Permaculture: Living in an Ecosystem

1. When did you first hear the word “permaculture” and what was your initial impression?

2. What ecosystem is nearest to where you live?

Imagine what it would be like if your home was supplied solely with rainwater. It's happening here and now in Australia.
Imagine what it would be like if your home was supplied solely with rainwater. It’s happening here and now in Australia.

Permaculture: Living in an Ecosystem
By Steven Saint Thomas

I’d heard the word “permaculture” many times during my decades in the environmental movement, but I never really knew what it was. Something good, was my impression. Maybe something to do with farming.

Finally I became good friends with Colorado permaculturist Becky Elder and was invited to take a Permaculture Design Course. After spending one weekend a month for eight months hearing lectures, visiting permaculture sites and working with a team to design a real-life property, I’m still trying to get my head around this system we call permaculture.

One way I’d describe permaculture is designing human habitat as if our homes, neighborhoods and communities were part of an ecosystem.

This is not how urbanites think or live. The city is a world apart from an ecosystem. Ecosystems are open spaces or wilderness regions that we are trying to preserve – out there.

Our urban communities are artificial habitats on serious life support. We import our water through hundreds of miles of pipelines and pump stations. Our food is trucked in from thousands of miles away or shipped in from overseas.

We drive vehicles with fossil fuels mined on the other side of the planet. We heat our homes, light our stoves and dry our clothes with natural gas buried miles below the surface of the earth.

Our homes do not have any natural resources, we must ship them all in. In fact, most of our cities have building codes that force rainwater off into the street and graywater down the drain. Houses are routinely designed to have driveways and garages, but not gardens and greenhouses.

We rake leaves into bags to be hauled away. Trash trucks pick up all our leftovers and haul them away – out there.

The urban cycle is to import resources and export waste. Our homes and cities are completely divorced from any sense of ecosystem.

Permaculture turns this urban paradigm upside down. Now we’re designing homes and communities that cultivate their own resources and minimize waste.

Imagine a system where rainwater is captured, graywater is reused, food is harvested and scraps composted.

Imagine a system where nothing is wasted, because there’s no such thing as waste in nature.

Imagine a community so rich in resources that the people sustain themselves without relying on expensive and technologically advanced global infrastructure.

If you get a glimpse of a vision of human habitat functioning as a part of nature rather than in its own little world, you’re getting a glimpse of permaculture.


1. In which watershed do you live?

2. Who produces your electricity and what do they burn to make it?

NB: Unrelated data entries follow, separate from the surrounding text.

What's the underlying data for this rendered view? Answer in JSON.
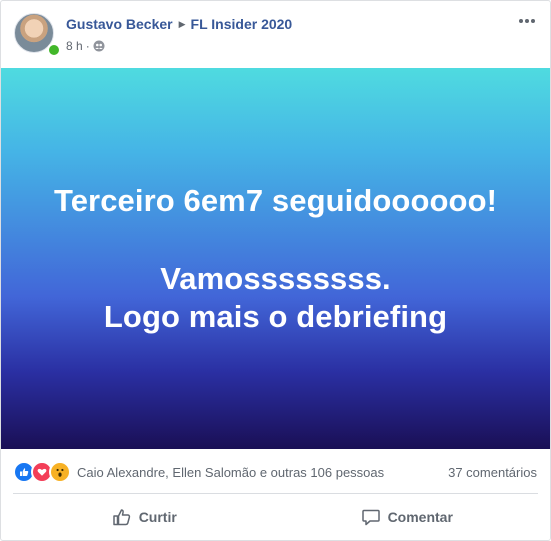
{
  "post": {
    "author": "Gustavo Becker",
    "group": "FL Insider 2020",
    "time": "8 h",
    "separator": "·",
    "privacy_icon": "group-icon",
    "more_icon": "more-options-icon"
  },
  "banner": {
    "line1": "Terceiro 6em7 seguidoooooo!",
    "line2": "Vamossssssss.",
    "line3": "Logo mais o debriefing",
    "gradient_top": "#4fdbe0",
    "gradient_bottom": "#1a0f55"
  },
  "reactions": {
    "icons": [
      "like-icon",
      "love-icon",
      "wow-icon"
    ],
    "names": "Caio Alexandre, Ellen Salomão e outras 106 pessoas",
    "comments": "37 comentários"
  },
  "actions": {
    "like_label": "Curtir",
    "comment_label": "Comentar"
  },
  "colors": {
    "link": "#385898",
    "secondary_text": "#606770",
    "online": "#42b72a",
    "like": "#1877f2",
    "love": "#f33e58",
    "wow": "#f7b125"
  }
}
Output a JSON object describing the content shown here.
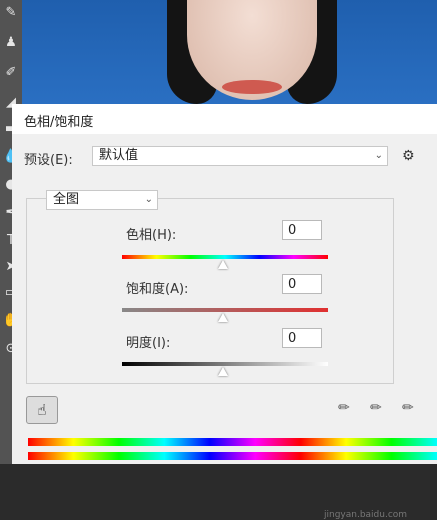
{
  "dialog": {
    "title": "色相/饱和度",
    "preset_label": "预设(E):",
    "preset_value": "默认值",
    "channel_value": "全图",
    "hue": {
      "label": "色相(H):",
      "value": "0"
    },
    "saturation": {
      "label": "饱和度(A):",
      "value": "0"
    },
    "lightness": {
      "label": "明度(I):",
      "value": "0"
    }
  },
  "tools": [
    "brush-icon",
    "stamp-icon",
    "history-brush-icon",
    "eraser-icon",
    "gradient-icon",
    "blur-icon",
    "dodge-icon",
    "pen-icon",
    "type-icon",
    "path-select-icon",
    "shape-icon",
    "hand-icon",
    "zoom-icon"
  ],
  "watermark": "jingyan.baidu.com"
}
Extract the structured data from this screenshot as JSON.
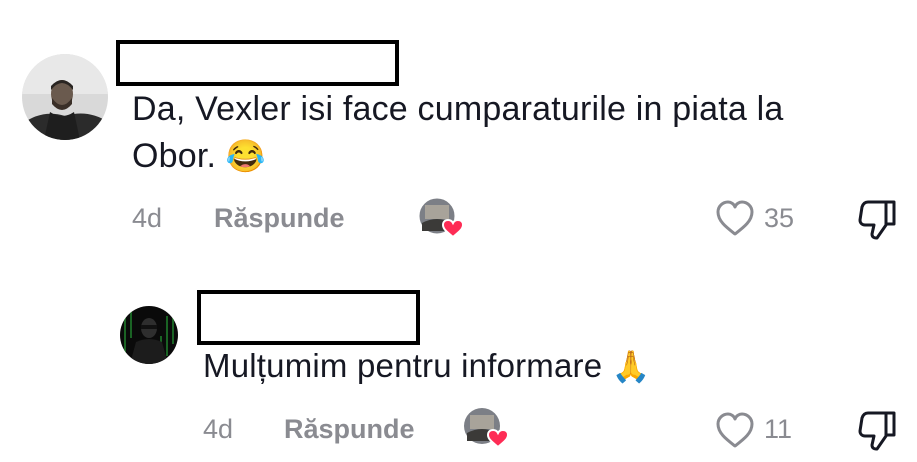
{
  "comments": [
    {
      "text_line1": "Da, Vexler isi face cumparaturile in piata la",
      "text_line2": "Obor.",
      "emoji": "😂",
      "time": "4d",
      "reply_label": "Răspunde",
      "likes": "35"
    },
    {
      "text": "Mulțumim pentru informare",
      "emoji": "🙏",
      "time": "4d",
      "reply_label": "Răspunde",
      "likes": "11"
    }
  ],
  "icons": {
    "like": "heart-outline-icon",
    "dislike": "thumbs-down-icon",
    "creator_liked": "heart-badge-icon"
  },
  "colors": {
    "text": "#161823",
    "muted": "#8a8b91",
    "heart_badge": "#fe2c55"
  }
}
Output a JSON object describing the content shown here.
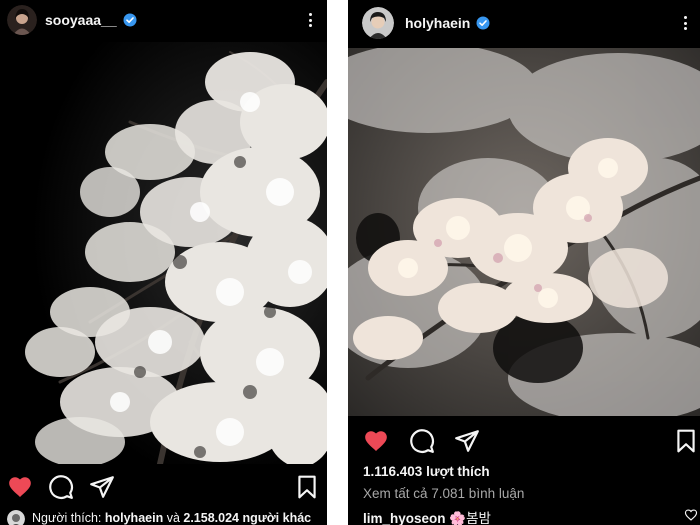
{
  "left_post": {
    "username": "sooyaaa__",
    "liked_by_prefix": "Người thích:",
    "liked_by_user": "holyhaein",
    "liked_by_and": "và",
    "liked_by_rest": "2.158.024 người khác",
    "icons": {
      "avatar": "profile-avatar",
      "verified": "verified-badge-icon",
      "more": "more-options-icon",
      "like": "heart-filled-icon",
      "comment": "comment-icon",
      "share": "send-icon",
      "save": "bookmark-icon"
    }
  },
  "right_post": {
    "username": "holyhaein",
    "likes": "1.116.403 lượt thích",
    "view_comments": "Xem tất cả 7.081 bình luận",
    "comment_user": "lim_hyoseon",
    "comment_text": "🌸봄밤",
    "icons": {
      "avatar": "profile-avatar",
      "verified": "verified-badge-icon",
      "more": "more-options-icon",
      "like": "heart-filled-icon",
      "comment": "comment-icon",
      "share": "send-icon",
      "save": "bookmark-icon",
      "comment_like": "heart-outline-icon"
    }
  },
  "colors": {
    "background": "#000000",
    "like_red": "#ed4956",
    "verified_blue": "#3897f0",
    "text": "#f5f5f5",
    "muted_text": "#a8a8a8",
    "divider": "#ffffff"
  }
}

3. How much of your food comes from your local area and how much is imported from other regions, states or countries?

4. Where does your trash and recyclable materials go when they leave your curb?


1. Discuss how your home, property and neighborhood could function as an ecosystem.

2. How much rainfall does your area receive and how much of it could you collect?

3.  What food items do you currently buy from a grocery store that you could grow or produce at home?

4. What kind of climate does your region have and how is it changing? What do these changes mean for the future of your region?